Records to process ->
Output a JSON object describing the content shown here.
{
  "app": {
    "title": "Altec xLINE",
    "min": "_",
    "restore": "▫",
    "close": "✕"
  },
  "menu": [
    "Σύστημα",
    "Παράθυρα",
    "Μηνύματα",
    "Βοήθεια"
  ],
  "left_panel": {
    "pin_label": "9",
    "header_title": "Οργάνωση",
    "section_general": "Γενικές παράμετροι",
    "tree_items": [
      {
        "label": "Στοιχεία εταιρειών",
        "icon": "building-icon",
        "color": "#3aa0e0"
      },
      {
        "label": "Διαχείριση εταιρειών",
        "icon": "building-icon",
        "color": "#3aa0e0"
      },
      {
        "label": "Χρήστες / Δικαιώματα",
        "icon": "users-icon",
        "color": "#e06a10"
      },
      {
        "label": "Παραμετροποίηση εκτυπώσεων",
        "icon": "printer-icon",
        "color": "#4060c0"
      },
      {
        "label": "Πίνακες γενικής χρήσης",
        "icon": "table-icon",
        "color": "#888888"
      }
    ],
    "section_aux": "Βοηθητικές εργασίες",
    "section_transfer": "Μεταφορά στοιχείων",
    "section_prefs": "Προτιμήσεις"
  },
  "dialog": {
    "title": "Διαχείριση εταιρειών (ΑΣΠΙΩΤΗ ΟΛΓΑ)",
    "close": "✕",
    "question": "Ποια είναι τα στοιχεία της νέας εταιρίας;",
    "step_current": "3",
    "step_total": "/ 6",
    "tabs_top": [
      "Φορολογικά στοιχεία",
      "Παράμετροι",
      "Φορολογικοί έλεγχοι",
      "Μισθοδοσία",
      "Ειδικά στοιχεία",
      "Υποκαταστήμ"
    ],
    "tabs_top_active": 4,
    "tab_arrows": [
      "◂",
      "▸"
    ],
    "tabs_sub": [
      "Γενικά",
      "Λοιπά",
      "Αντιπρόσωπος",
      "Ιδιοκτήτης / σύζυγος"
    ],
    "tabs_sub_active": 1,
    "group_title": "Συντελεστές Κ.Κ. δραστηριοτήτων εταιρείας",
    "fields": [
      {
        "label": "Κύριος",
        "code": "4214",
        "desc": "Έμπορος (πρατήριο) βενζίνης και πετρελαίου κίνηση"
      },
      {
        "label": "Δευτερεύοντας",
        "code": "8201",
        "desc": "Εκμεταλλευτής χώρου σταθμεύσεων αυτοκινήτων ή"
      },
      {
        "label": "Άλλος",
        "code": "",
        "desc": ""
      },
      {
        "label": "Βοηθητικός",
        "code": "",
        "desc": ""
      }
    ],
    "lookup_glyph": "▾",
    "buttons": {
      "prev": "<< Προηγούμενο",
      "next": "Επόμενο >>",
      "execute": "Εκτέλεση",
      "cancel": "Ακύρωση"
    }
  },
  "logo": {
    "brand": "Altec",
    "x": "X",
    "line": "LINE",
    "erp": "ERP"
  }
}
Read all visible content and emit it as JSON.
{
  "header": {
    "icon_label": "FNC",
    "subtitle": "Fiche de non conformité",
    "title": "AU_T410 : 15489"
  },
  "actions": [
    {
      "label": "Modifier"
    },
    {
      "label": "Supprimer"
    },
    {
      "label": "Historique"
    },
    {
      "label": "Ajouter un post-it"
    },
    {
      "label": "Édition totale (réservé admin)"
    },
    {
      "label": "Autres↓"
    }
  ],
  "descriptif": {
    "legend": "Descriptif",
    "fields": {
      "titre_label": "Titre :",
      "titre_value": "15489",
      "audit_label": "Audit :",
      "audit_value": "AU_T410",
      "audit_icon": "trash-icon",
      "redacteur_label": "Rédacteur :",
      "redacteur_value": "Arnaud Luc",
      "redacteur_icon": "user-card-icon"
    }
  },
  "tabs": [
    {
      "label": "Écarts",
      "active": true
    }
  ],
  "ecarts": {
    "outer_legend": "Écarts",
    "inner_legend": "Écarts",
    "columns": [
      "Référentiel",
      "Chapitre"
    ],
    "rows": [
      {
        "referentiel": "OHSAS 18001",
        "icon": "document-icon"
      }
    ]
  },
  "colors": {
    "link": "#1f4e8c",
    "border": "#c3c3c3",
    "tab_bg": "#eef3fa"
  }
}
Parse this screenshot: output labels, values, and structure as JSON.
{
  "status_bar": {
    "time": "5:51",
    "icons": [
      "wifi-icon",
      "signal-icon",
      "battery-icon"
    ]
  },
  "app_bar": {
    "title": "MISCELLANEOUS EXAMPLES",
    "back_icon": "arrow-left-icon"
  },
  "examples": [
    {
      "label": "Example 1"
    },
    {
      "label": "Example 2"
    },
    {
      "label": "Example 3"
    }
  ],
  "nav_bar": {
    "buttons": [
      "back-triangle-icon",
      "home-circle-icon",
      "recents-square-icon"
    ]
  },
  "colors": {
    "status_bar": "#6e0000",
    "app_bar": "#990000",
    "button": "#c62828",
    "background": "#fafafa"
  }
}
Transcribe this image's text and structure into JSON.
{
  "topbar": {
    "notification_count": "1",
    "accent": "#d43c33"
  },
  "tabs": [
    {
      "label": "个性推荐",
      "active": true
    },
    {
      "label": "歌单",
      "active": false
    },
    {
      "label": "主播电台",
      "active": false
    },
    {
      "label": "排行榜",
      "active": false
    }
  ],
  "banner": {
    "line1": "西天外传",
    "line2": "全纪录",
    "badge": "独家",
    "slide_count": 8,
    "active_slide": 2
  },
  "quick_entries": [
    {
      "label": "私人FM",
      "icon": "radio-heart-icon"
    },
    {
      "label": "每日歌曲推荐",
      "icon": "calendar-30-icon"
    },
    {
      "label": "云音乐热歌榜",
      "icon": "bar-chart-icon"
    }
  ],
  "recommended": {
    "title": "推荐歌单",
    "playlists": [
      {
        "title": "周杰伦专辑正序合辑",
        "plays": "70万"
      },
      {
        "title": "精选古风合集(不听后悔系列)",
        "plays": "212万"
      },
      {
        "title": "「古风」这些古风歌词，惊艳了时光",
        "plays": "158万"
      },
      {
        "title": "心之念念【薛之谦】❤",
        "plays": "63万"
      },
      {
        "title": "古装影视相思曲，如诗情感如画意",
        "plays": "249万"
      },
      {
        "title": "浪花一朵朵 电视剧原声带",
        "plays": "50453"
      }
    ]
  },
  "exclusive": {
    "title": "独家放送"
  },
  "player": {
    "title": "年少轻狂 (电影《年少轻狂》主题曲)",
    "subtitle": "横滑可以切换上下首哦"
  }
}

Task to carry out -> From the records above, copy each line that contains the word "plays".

Written solution ->
        "plays": "70万"
        "plays": "212万"
        "plays": "158万"
        "plays": "63万"
        "plays": "249万"
        "plays": "50453"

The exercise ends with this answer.